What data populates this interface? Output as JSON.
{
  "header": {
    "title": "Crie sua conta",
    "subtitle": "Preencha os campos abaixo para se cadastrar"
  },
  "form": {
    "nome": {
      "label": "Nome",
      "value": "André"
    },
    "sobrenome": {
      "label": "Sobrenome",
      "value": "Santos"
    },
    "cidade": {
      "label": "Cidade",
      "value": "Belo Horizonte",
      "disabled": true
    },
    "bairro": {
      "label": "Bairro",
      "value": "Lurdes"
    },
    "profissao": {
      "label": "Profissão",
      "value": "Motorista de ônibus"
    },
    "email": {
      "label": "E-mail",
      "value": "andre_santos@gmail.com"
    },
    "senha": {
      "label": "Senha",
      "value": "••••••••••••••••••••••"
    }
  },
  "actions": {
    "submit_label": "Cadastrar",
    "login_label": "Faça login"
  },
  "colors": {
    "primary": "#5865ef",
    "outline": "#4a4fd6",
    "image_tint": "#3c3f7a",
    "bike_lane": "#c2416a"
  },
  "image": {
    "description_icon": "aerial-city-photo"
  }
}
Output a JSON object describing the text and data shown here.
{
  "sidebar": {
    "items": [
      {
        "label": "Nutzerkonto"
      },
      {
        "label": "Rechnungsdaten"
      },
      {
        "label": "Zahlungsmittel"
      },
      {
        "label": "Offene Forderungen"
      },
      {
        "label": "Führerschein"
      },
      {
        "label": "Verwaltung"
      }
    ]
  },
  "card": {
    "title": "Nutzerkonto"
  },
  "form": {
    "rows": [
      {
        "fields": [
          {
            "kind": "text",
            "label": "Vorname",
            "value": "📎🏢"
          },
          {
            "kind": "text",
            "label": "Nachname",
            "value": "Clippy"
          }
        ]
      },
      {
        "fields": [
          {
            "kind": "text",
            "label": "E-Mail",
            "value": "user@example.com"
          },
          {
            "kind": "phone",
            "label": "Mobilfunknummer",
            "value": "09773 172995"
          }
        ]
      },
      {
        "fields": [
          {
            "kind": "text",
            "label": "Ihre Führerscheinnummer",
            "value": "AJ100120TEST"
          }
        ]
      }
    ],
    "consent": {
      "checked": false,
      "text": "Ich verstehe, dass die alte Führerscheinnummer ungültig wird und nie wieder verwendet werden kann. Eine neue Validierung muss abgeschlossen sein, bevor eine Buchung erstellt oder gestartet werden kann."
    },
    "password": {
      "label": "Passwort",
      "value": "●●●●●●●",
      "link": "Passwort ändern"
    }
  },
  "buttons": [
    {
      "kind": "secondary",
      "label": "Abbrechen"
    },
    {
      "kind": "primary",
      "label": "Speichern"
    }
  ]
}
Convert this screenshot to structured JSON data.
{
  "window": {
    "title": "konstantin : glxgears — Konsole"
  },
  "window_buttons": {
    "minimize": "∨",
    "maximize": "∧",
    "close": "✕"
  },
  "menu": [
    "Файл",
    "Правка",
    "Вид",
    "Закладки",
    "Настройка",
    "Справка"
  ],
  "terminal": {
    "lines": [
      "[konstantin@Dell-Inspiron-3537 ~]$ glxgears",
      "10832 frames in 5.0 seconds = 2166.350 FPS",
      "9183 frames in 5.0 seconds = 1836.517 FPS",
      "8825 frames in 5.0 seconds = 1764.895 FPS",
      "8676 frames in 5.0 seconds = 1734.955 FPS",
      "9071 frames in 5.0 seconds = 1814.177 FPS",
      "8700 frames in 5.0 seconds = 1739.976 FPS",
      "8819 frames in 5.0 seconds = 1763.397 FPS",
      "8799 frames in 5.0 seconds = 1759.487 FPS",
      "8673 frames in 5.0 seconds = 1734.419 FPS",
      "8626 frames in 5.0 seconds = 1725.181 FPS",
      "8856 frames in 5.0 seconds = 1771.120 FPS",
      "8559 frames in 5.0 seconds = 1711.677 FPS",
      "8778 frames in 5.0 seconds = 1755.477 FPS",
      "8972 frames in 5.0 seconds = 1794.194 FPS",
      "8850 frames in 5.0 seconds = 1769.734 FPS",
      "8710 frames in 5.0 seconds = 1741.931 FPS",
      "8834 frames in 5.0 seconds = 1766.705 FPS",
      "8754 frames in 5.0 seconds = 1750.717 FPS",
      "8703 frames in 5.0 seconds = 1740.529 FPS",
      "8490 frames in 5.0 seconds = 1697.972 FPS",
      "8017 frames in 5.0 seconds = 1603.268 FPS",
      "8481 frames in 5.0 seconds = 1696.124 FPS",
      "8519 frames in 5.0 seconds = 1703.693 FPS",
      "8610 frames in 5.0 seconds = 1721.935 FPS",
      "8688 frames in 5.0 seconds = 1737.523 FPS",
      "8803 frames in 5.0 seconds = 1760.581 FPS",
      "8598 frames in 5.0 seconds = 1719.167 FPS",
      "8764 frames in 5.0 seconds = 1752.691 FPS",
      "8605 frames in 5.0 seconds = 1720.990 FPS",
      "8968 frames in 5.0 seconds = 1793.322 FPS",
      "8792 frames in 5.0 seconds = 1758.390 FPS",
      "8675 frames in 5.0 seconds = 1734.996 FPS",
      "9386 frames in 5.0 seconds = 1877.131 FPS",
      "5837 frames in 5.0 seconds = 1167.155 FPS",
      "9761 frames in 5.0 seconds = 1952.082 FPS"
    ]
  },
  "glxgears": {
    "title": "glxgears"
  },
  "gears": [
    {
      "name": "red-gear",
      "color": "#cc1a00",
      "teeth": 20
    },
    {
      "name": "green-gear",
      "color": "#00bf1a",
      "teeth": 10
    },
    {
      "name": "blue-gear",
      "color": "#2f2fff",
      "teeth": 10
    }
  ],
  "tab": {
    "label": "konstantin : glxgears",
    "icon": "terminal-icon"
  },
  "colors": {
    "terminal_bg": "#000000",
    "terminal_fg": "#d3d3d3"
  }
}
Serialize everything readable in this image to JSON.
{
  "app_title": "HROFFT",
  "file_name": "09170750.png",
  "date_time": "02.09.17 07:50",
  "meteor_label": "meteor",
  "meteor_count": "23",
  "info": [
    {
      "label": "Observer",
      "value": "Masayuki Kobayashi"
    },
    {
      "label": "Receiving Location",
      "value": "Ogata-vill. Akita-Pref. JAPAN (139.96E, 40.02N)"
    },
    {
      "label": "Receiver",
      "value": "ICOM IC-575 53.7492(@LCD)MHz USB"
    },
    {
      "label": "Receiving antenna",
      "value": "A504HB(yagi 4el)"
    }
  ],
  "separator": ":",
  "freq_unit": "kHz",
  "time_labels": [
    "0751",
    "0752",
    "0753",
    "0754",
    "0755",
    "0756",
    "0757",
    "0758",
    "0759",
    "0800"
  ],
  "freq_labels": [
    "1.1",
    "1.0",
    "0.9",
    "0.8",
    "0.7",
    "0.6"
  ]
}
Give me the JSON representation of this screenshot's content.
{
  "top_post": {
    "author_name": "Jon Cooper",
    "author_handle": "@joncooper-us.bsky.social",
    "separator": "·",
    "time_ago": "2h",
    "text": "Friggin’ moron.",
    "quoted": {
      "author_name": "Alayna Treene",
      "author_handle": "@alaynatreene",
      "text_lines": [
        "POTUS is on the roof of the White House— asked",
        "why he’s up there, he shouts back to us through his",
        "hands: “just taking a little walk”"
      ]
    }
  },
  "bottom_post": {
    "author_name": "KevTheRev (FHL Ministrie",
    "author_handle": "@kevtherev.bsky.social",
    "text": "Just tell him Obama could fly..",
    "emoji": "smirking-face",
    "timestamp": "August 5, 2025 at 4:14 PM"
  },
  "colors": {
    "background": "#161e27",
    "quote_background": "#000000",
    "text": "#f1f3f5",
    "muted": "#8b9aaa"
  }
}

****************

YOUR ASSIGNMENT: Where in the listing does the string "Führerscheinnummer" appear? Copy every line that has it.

SOLUTION FOR THIS TASK:
            "label": "Ihre Führerscheinnummer",
      "text": "Ich verstehe, dass die alte Führerscheinnummer ungültig wird und nie wieder verwendet werden kann. Eine neue Validierung muss abgeschlossen sein, bevor eine Buchung erstellt oder gestartet werden kann."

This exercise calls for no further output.